Finance minister, Moon’s policy chief butt headsKorea’s chief economic policymaker and President Moon Jae-in’s top policy adviser are at odds again over the administration’s income-led growth strategy.
During a government and ruling party meeting on Sunday, Finance Minister Kim Dong-yeon hinted at the need to redirect the Moon government’s economic policy.
“If it is needed, we will consider either improving or making changes [to past economic policies] in working with related departments,” Kim said during the meeting. “We would have to review the effects of the economic policies that have been implemented.”
The finance minister said the government accepted recent job reports and takes responsibility for the current situation. However, Blue House senior policy adviser Jang Ha-sung asked the public to trust the government and be patient, though he apologized for last month’s disappointing job figures.
“Once the restructuring in certain industries stabilizes, the job situation will improve,” Jang said. “I am confident that when the government’s income-led growth, innovative growth and fair economy policies start showing effects, our economy will gain vitality while sustainability will go up, and lower and middle-income [households] will feel the outcome. This will improve the job situation.”
The former economics professor said the Korean economy has a flawed structure where the benefits of economic growth don’t reach the middle and lower classes or small business owners, which he said was the reason that jobs figures have worsened.
Jang’s view is that the economic policies introduced by the Moon government are long-term changes and they shouldn’t be judged by short-term results.
On Friday, Statistics Korea released a disappointing job report that said only 5,000 jobs were added in July compared to a year ago. It was the lowest number of new jobs added in eight and half years. It was the worst hiring figure since January 2010, when 10,000 jobs were lost compared to the previous year.
The disappointing jobs figure alarmed the government and forced the finance minister to cancel his day off on Friday to hold an emergency government meeting and set up a meeting with ruling party lawmakers on Sunday.
The meeting was attended by Kim Young-joo, the Minister of Employment and Labor; Paik Un-gyu, the Minister of Trade, Industry and Energy; Hong Jong-hak, the Minister of SMEs and Startups; Yoon Jong-won, the president’s senior secretary for economic affairs; and Jung Tae-ho, senior secretary for job creation. The ruling Democratic Party’s National Assembly floor leader Hong Young-pyo and Kim Tae-nyeon, the party’s policy chief, also participated in the meeting.
This is not the first time that Finance Minister Kim and the Blue House’s top adviser, Jang, have clashed over the impact that income-led growth has had on the job market.

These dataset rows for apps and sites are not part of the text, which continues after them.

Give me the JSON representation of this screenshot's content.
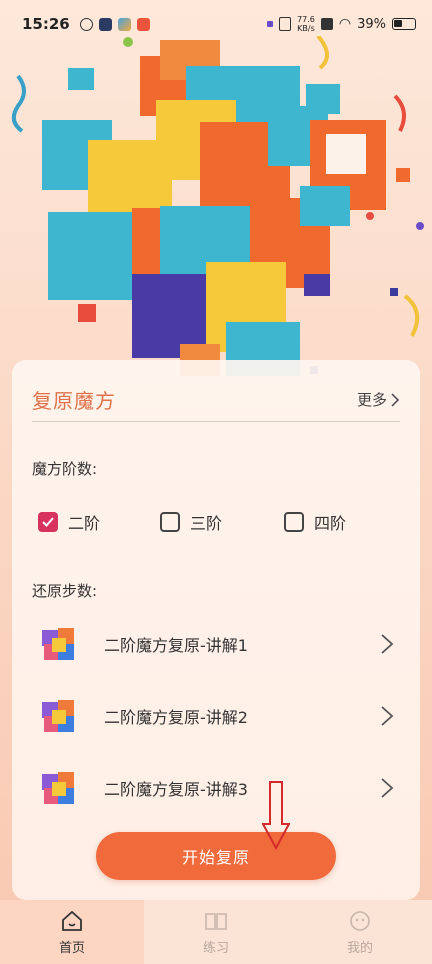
{
  "status_bar": {
    "time": "15:26",
    "net_speed_value": "77.6",
    "net_speed_unit": "KB/s",
    "battery": "39%"
  },
  "card": {
    "title": "复原魔方",
    "more_label": "更多",
    "order_label": "魔方阶数:",
    "options": [
      {
        "label": "二阶",
        "checked": true
      },
      {
        "label": "三阶",
        "checked": false
      },
      {
        "label": "四阶",
        "checked": false
      }
    ],
    "steps_label": "还原步数:",
    "items": [
      {
        "label": "二阶魔方复原-讲解1"
      },
      {
        "label": "二阶魔方复原-讲解2"
      },
      {
        "label": "二阶魔方复原-讲解3"
      }
    ],
    "start_button": "开始复原"
  },
  "bottom_nav": [
    {
      "label": "首页",
      "icon": "home-icon",
      "active": true
    },
    {
      "label": "练习",
      "icon": "book-icon",
      "active": false
    },
    {
      "label": "我的",
      "icon": "profile-icon",
      "active": false
    }
  ],
  "colors": {
    "accent": "#f06a3c",
    "title": "#e0724a",
    "checkbox_checked": "#d8335f"
  }
}
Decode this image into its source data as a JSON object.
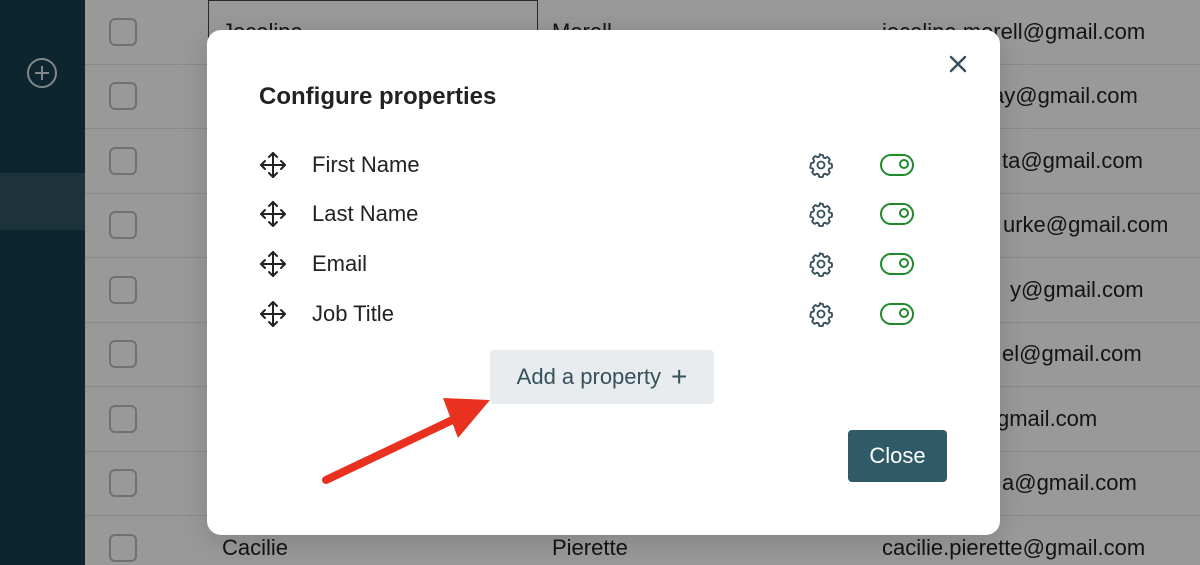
{
  "table": {
    "rows": [
      {
        "first": "Joceline",
        "last": "Morell",
        "email": "joceline.morell@gmail.com"
      },
      {
        "first": "",
        "last": "",
        "email": "ay@gmail.com"
      },
      {
        "first": "",
        "last": "",
        "email": "ta@gmail.com"
      },
      {
        "first": "",
        "last": "",
        "email": "urke@gmail.com"
      },
      {
        "first": "",
        "last": "",
        "email": "y@gmail.com"
      },
      {
        "first": "",
        "last": "",
        "email": "el@gmail.com"
      },
      {
        "first": "",
        "last": "",
        "email": "gmail.com"
      },
      {
        "first": "",
        "last": "",
        "email": "a@gmail.com"
      },
      {
        "first": "Cacilie",
        "last": "Pierette",
        "email": "cacilie.pierette@gmail.com"
      }
    ]
  },
  "modal": {
    "title": "Configure properties",
    "properties": [
      {
        "label": "First Name",
        "enabled": true
      },
      {
        "label": "Last Name",
        "enabled": true
      },
      {
        "label": "Email",
        "enabled": true
      },
      {
        "label": "Job Title",
        "enabled": true
      }
    ],
    "add_property_label": "Add a property",
    "add_property_icon": "+",
    "close_label": "Close"
  },
  "colors": {
    "sidebar": "#163f4e",
    "sidebar_active": "#2f5665",
    "toggle_on": "#1e8a2c",
    "close_button": "#2f5a68",
    "arrow": "#e8321f"
  },
  "icons": {
    "sidebar_add": "plus-circle-icon",
    "drag": "move-arrows-icon",
    "settings": "gear-icon",
    "toggle": "toggle-on-icon",
    "modal_close": "close-icon"
  }
}
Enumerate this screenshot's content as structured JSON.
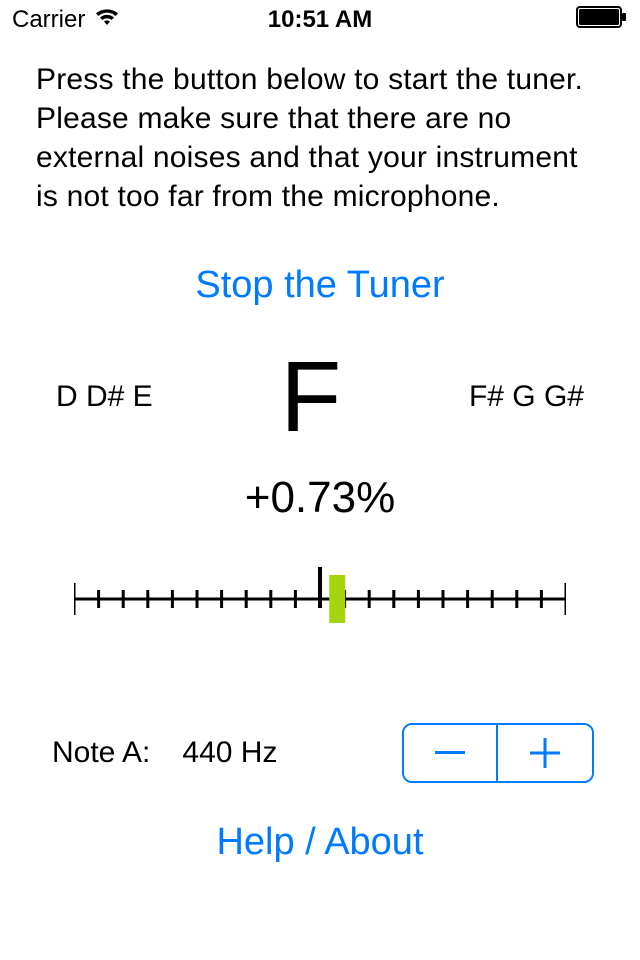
{
  "status": {
    "carrier": "Carrier",
    "time": "10:51 AM"
  },
  "instructions": "Press the button below to start the tuner. Please make sure that there are no external noises and that your instrument is not too far from the microphone.",
  "stop_button": "Stop the Tuner",
  "notes": {
    "left": "D D# E",
    "current": "F",
    "right": "F# G G#"
  },
  "offset_text": "+0.73%",
  "scale": {
    "indicator_percent": 53.5,
    "ticks_minor": 21,
    "ticks_major": [
      0,
      50,
      100
    ],
    "center_tick": 50
  },
  "reference": {
    "label": "Note A:",
    "value": "440 Hz"
  },
  "help_button": "Help / About"
}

Concerns first were raised when only 100,000 jobs were created in February compared to the previous year. This was first seen as a temporary decline. But in the months that followed, subsequent jobs reports were similar. They were a stark contrast to last year, when over 300,000 jobs were added every month on average.
Increases to the minimum wage, which grew by more than 16 percent this year, the sharpest increase since 2001, are a key element of the income-led growth policy. Concerns about the wage hike’s impact on the shrinking job market are growing.

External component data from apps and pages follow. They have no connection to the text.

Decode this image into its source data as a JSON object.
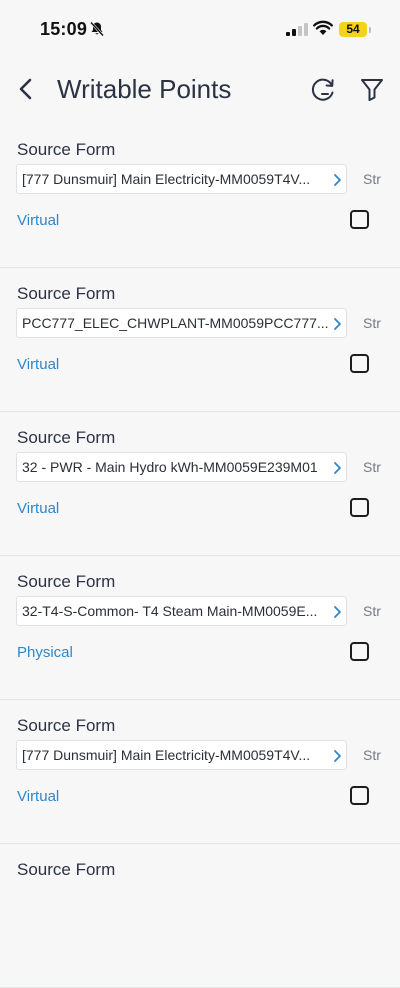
{
  "status_bar": {
    "time": "15:09",
    "battery": "54"
  },
  "header": {
    "title": "Writable Points"
  },
  "colors": {
    "accent": "#2f86c9",
    "battery": "#f5d21c",
    "title": "#2b3342"
  },
  "items": [
    {
      "label": "Source Form",
      "value": "[777 Dunsmuir] Main Electricity-MM0059T4V...",
      "str": "Str",
      "type": "Virtual"
    },
    {
      "label": "Source Form",
      "value": "PCC777_ELEC_CHWPLANT-MM0059PCC777...",
      "str": "Str",
      "type": "Virtual"
    },
    {
      "label": "Source Form",
      "value": "32 - PWR -  Main Hydro kWh-MM0059E239M01",
      "str": "Str",
      "type": "Virtual"
    },
    {
      "label": "Source Form",
      "value": "32-T4-S-Common- T4 Steam Main-MM0059E...",
      "str": "Str",
      "type": "Physical"
    },
    {
      "label": "Source Form",
      "value": "[777 Dunsmuir] Main Electricity-MM0059T4V...",
      "str": "Str",
      "type": "Virtual"
    },
    {
      "label": "Source Form"
    }
  ]
}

Kim raised the need to look into whether the minimum wage was increased by too much. In May, Jang denied that the minimum wage had a negative impact on hiring.
“If you look at [the job situation], overall there was clearly no effect of job reduction [but rather] there was a clear increase in consumer spending,” Jang said during a meeting of the government and the ruling party at the Prime Minister’s residence. “Until March, at least, many research institutes that analyze job statistics found that excluding the food and beverage industry, there were no job reductions in the manufacturing industry.”
However, according to Statistics Korea, jobs in the manufacturing industry have been falling for four consecutive months, with 127,000 jobs lost last month alone.
The main opposition Liberty Korea Party has been attacking Moon’s economic policies since worrying jobs reports started to be released.
Yoon Young-seok, the spokesman for the conservative party, said Friday that the country’s current economic problems are because of the Moon government’s income-led growth policy.
BY LEE HO-JEONG [firstname.lastname@example.org]